N. D. Clement: Conceptualized and wrote the manuscript.

T. Calliess: Conceptualized and wrote the manuscript.

B. Christen: Conceptualized and wrote the manuscript.

D. J. Deehan: Conceptualized and wrote the manuscript.

Funding statement

No benefits in any form have been received or will be received from a commercial party related directly or indirectly to the subject of this article.

ICMJE COI statement

None declared.


None declared.

Ethical review statement

This study did not require ethical approval.

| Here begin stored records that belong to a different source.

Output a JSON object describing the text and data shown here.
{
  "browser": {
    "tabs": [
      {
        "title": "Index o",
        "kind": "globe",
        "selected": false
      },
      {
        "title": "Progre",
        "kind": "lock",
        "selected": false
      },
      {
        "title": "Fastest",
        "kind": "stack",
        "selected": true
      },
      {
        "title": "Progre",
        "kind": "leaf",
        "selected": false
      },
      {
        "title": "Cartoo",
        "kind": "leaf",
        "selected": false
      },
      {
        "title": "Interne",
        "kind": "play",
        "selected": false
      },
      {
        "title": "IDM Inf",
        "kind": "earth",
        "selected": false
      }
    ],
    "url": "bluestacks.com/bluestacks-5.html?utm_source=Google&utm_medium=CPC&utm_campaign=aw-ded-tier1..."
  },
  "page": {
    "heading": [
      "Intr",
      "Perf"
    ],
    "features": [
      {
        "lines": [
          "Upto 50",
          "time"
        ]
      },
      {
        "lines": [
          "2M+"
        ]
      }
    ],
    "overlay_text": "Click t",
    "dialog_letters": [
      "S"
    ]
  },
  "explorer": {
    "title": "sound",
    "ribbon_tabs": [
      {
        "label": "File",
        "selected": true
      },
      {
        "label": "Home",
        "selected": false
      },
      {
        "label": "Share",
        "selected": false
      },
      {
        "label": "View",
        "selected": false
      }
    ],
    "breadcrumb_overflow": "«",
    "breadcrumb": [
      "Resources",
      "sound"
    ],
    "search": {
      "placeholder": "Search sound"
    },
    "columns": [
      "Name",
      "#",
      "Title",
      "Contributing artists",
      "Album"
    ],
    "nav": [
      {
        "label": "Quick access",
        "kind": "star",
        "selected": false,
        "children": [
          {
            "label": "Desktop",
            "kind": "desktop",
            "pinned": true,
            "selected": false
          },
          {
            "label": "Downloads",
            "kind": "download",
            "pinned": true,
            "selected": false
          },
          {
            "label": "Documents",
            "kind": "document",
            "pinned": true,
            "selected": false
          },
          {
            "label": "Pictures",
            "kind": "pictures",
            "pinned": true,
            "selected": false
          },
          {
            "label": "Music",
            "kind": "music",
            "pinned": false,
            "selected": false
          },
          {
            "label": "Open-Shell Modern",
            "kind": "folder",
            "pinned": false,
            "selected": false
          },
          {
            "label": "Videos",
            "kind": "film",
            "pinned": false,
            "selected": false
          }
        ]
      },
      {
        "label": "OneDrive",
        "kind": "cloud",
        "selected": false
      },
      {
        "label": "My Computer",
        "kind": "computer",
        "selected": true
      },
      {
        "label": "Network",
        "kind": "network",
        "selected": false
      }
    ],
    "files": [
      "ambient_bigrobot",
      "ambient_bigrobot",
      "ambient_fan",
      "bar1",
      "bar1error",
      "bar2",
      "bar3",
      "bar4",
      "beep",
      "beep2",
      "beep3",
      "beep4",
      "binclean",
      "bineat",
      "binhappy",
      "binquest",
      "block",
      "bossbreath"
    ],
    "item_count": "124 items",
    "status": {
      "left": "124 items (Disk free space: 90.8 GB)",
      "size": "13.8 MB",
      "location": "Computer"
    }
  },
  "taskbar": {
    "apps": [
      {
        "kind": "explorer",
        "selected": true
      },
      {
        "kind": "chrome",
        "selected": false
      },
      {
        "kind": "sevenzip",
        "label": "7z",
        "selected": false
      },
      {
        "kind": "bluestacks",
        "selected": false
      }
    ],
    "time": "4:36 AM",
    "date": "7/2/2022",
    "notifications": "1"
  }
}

© 2020 Author(s) et al. This is an open-access article distributed under the terms of the Creative Commons Attribution Non-Commercial No Derivatives (CC BY-NC-ND 4.0) licence, which permits the copying and redistribution of the work only, and provided the original author and source are credited. See https://creativecommons.org/licenses/by-nc-nd/4.0/.